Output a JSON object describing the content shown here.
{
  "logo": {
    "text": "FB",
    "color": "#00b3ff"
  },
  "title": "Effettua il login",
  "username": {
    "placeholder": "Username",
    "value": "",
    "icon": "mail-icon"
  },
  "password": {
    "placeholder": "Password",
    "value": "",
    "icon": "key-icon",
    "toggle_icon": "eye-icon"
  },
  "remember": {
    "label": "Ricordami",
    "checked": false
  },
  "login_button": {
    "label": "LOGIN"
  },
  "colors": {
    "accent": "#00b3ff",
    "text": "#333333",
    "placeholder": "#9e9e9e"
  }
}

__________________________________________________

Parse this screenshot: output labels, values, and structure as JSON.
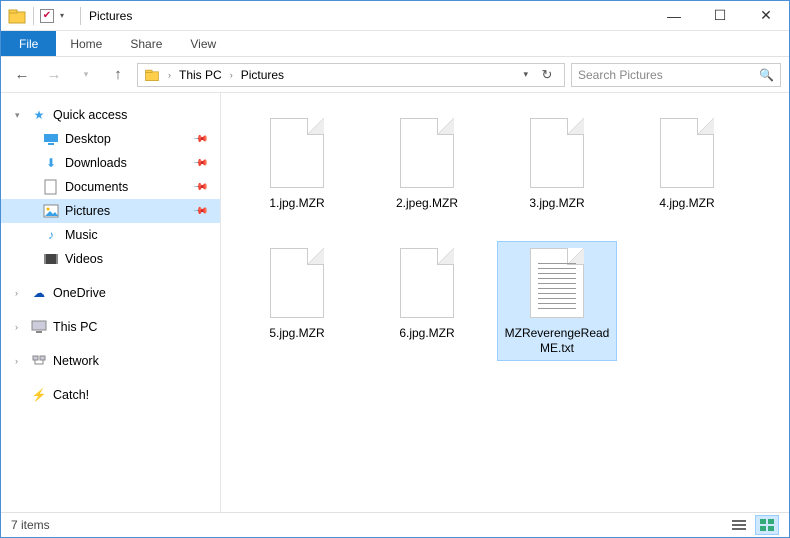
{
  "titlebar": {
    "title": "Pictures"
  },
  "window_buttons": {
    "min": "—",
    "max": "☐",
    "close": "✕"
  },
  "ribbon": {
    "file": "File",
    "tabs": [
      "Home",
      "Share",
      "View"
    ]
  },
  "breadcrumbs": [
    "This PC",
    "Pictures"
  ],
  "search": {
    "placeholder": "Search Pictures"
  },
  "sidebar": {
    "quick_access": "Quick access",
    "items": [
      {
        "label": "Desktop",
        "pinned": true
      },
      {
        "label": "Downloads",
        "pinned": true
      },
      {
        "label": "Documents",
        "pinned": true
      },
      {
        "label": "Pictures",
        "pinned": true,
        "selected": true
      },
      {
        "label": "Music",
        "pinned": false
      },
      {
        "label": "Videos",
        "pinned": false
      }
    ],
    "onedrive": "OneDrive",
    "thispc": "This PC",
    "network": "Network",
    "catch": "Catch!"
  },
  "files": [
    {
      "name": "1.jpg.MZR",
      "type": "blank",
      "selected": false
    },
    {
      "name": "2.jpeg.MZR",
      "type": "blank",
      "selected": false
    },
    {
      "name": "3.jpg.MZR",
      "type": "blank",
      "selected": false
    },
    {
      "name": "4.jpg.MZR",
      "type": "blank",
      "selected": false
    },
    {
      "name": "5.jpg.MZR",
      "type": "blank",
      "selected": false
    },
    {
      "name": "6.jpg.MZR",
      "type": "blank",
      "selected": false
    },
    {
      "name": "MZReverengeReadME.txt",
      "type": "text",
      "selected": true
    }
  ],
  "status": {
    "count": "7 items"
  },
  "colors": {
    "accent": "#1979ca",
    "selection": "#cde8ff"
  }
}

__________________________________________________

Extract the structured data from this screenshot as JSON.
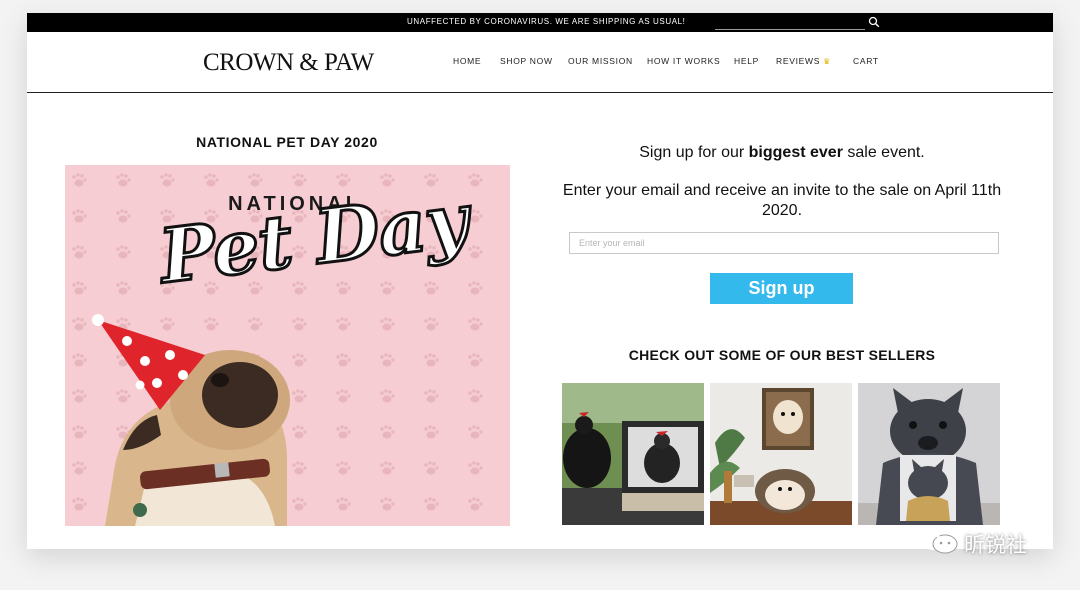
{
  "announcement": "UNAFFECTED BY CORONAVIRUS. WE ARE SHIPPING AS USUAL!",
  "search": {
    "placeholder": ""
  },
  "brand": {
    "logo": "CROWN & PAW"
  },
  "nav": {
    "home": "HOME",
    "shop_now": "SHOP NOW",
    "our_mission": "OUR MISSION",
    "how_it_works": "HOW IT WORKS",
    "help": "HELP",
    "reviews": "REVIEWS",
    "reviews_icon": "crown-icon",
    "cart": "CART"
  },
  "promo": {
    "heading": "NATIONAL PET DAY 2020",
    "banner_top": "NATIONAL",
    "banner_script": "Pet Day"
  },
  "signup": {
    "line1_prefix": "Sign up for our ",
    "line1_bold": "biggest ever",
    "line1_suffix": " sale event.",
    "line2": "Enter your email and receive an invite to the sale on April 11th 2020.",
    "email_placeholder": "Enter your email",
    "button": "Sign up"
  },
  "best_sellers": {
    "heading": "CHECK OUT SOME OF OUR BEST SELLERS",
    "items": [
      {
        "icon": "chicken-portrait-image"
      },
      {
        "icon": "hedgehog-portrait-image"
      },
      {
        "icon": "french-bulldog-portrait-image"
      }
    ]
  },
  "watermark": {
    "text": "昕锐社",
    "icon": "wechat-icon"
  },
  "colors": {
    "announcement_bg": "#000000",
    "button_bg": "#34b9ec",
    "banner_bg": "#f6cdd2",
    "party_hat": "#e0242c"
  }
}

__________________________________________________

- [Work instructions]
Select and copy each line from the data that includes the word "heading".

- [Answer section]
    "heading": "NATIONAL PET DAY 2020",
    "heading": "CHECK OUT SOME OF OUR BEST SELLERS",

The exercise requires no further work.